Number9Dream is crafted from too many disparate components; it does not seem to be a full expression, but an overly crowded one. Readers will sympathize with Eiji and his search, but in the end will wonder what effect, if any, all the extraneous forces had on him. The book provides many fun moments, but ultimately it doesn't really add up to the sum of its parts. --Michael Ferch --This text refers to an out of print or unavailable edition of this title.
Copyright 2002 Cahners Business Information, Inc.--This text refers to an out of print or unavailable edition of this title.
Were they all dreams? Am I just a dream? Did I dream this book into existence? Are you dreaming of reading this?Published 14 days ago by Edward J. Bohls
I've never been able to get into Murakami, but this book, which has some of his style running throughout, was thoroughly enjoyable. Read morePublished 23 days ago by Doug Walker
I was not prepared for how this novel developed. This is a superb novel full of surprises based on a 20-year Japanese young man in search of his father.Published 23 days ago by Allan Vorda
I suppose it had to happen at some point. Having discovered David Mitchell by reading Cloud Atlas, and having moved on to all of his other books at lightning speed, it was... Read morePublished 1 month ago by LA
Fell Flat and went nowhere. I have loved every other Mitchell book. This one is a dud and the ending was very unsatisfying. The rest of it wasn't much better. Read morePublished 1 month ago by W. Converse
I didn't like this as much as the predecessor. Wasn't sure what was going on too many times and the story wasn't holding my attention. Read morePublished 1 month ago by pamela scott
This was the one Mitchell book I hadn't read--and ordered it to pass time while waiting for his new one. I'm glad I did--this is really one his best, which is saying a lot!Published 2 months ago by Amazon Customer
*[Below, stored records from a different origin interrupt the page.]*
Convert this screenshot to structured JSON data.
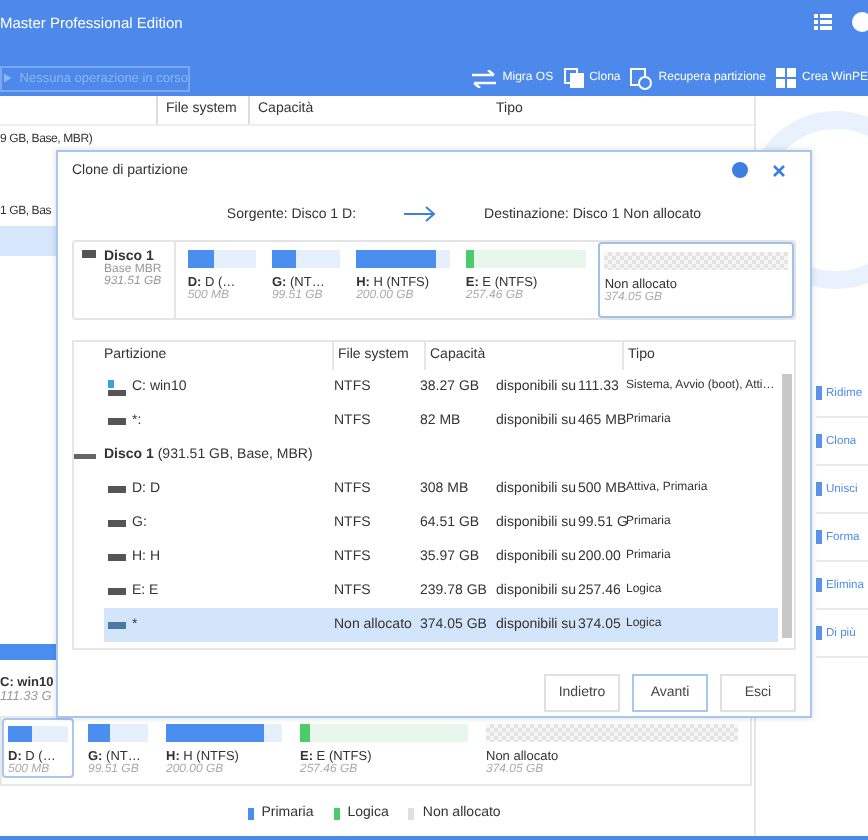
{
  "window": {
    "title": "Master Professional Edition"
  },
  "toolbar": {
    "status": "Nessuna operazione in corso",
    "actions": [
      {
        "kind": "migrate",
        "label": "Migra OS"
      },
      {
        "kind": "clone",
        "label": "Clona"
      },
      {
        "kind": "recover",
        "label": "Recupera partizione"
      },
      {
        "kind": "winpe",
        "label": "Crea WinPE"
      }
    ]
  },
  "partition_list": {
    "columns": [
      "File system",
      "Capacità",
      "Tipo"
    ],
    "disk_rows": [
      "9 GB, Base, MBR)",
      "1 GB, Bas"
    ],
    "c_partition": {
      "label": "C: win10",
      "size": "111.33 G"
    }
  },
  "side_actions": [
    "Ridime",
    "Clona",
    "Unisci",
    "Forma",
    "Elimina",
    "Di più"
  ],
  "disk_map": [
    {
      "kind": "primary",
      "label": "**D:** D (…",
      "size": "500 MB",
      "level": 0.4,
      "selected": true
    },
    {
      "kind": "primary",
      "label": "**G:**  (NT…",
      "size": "99.51 GB",
      "level": 0.35,
      "selected": false
    },
    {
      "kind": "primary",
      "label": "**H:** H (NTFS)",
      "size": "200.00 GB",
      "level": 0.85,
      "selected": false
    },
    {
      "kind": "logical",
      "label": "**E:** E (NTFS)",
      "size": "257.46 GB",
      "level": 0.06,
      "selected": false
    },
    {
      "kind": "unallocated",
      "label": "Non allocato",
      "size": "374.05 GB",
      "selected": false
    }
  ],
  "legend": [
    {
      "kind": "primary",
      "label": "Primaria"
    },
    {
      "kind": "logical",
      "label": "Logica"
    },
    {
      "kind": "unallocated",
      "label": "Non allocato"
    }
  ],
  "dialog": {
    "title": "Clone di partizione",
    "source": "Sorgente: Disco 1 D:",
    "destination": "Destinazione: Disco 1 Non allocato",
    "disk": {
      "name": "Disco 1",
      "type": "Base MBR",
      "size": "931.51 GB"
    },
    "map": [
      {
        "kind": "primary",
        "label": "**D:** D (…",
        "size": "500 MB",
        "level": 0.4,
        "selected": false
      },
      {
        "kind": "primary",
        "label": "**G:**  (NT…",
        "size": "99.51 GB",
        "level": 0.35,
        "selected": false
      },
      {
        "kind": "primary",
        "label": "**H:** H (NTFS)",
        "size": "200.00 GB",
        "level": 0.85,
        "selected": false
      },
      {
        "kind": "logical",
        "label": "**E:** E (NTFS)",
        "size": "257.46 GB",
        "level": 0.06,
        "selected": false
      },
      {
        "kind": "unallocated",
        "label": "Non allocato",
        "size": "374.05 GB",
        "selected": true
      }
    ],
    "columns": [
      "Partizione",
      "File system",
      "Capacità",
      "Tipo"
    ],
    "rows": [
      {
        "kind": "system",
        "name": "C: win10",
        "fs": "NTFS",
        "free": "38.27 GB",
        "of": "disponibili su",
        "total": "111.33",
        "type": "Sistema, Avvio (boot), Atti…",
        "selected": false
      },
      {
        "kind": "drive",
        "name": "*:",
        "fs": "NTFS",
        "free": "82 MB",
        "of": "disponibili su",
        "total": "465 MB",
        "type": "Primaria",
        "selected": false
      },
      {
        "kind": "disk",
        "name": "**Disco 1** (931.51 GB, Base, MBR)",
        "children": [
          {
            "kind": "drive",
            "name": "D: D",
            "fs": "NTFS",
            "free": "308 MB",
            "of": "disponibili su",
            "total": "500 MB",
            "type": "Attiva, Primaria",
            "selected": false
          },
          {
            "kind": "drive",
            "name": "G:",
            "fs": "NTFS",
            "free": "64.51 GB",
            "of": "disponibili su",
            "total": "99.51 G",
            "type": "Primaria",
            "selected": false
          },
          {
            "kind": "drive",
            "name": "H: H",
            "fs": "NTFS",
            "free": "35.97 GB",
            "of": "disponibili su",
            "total": "200.00",
            "type": "Primaria",
            "selected": false
          },
          {
            "kind": "drive",
            "name": "E: E",
            "fs": "NTFS",
            "free": "239.78 GB",
            "of": "disponibili su",
            "total": "257.46",
            "type": "Logica",
            "selected": false
          },
          {
            "kind": "unallocated",
            "name": "*",
            "fs": "Non allocato",
            "free": "374.05 GB",
            "of": "disponibili su",
            "total": "374.05",
            "type": "Logica",
            "selected": true
          }
        ]
      }
    ],
    "buttons": [
      {
        "label": "Indietro",
        "default": false
      },
      {
        "label": "Avanti",
        "default": true
      },
      {
        "label": "Esci",
        "default": false
      }
    ]
  }
}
I have a couple of favorite books, based on the combination of an engaging story and wonderful writing. The first two are The Prince of Tides and The Story of Edgar Sawtelle. Read morePublished 2 months ago by Bill M.
Provided as a gift to an avid and critical reader, the book was devoured in days with satisfaction. One amazing item within the book that the reader loved was a short called... Read morePublished 3 months ago by C. Martin Centner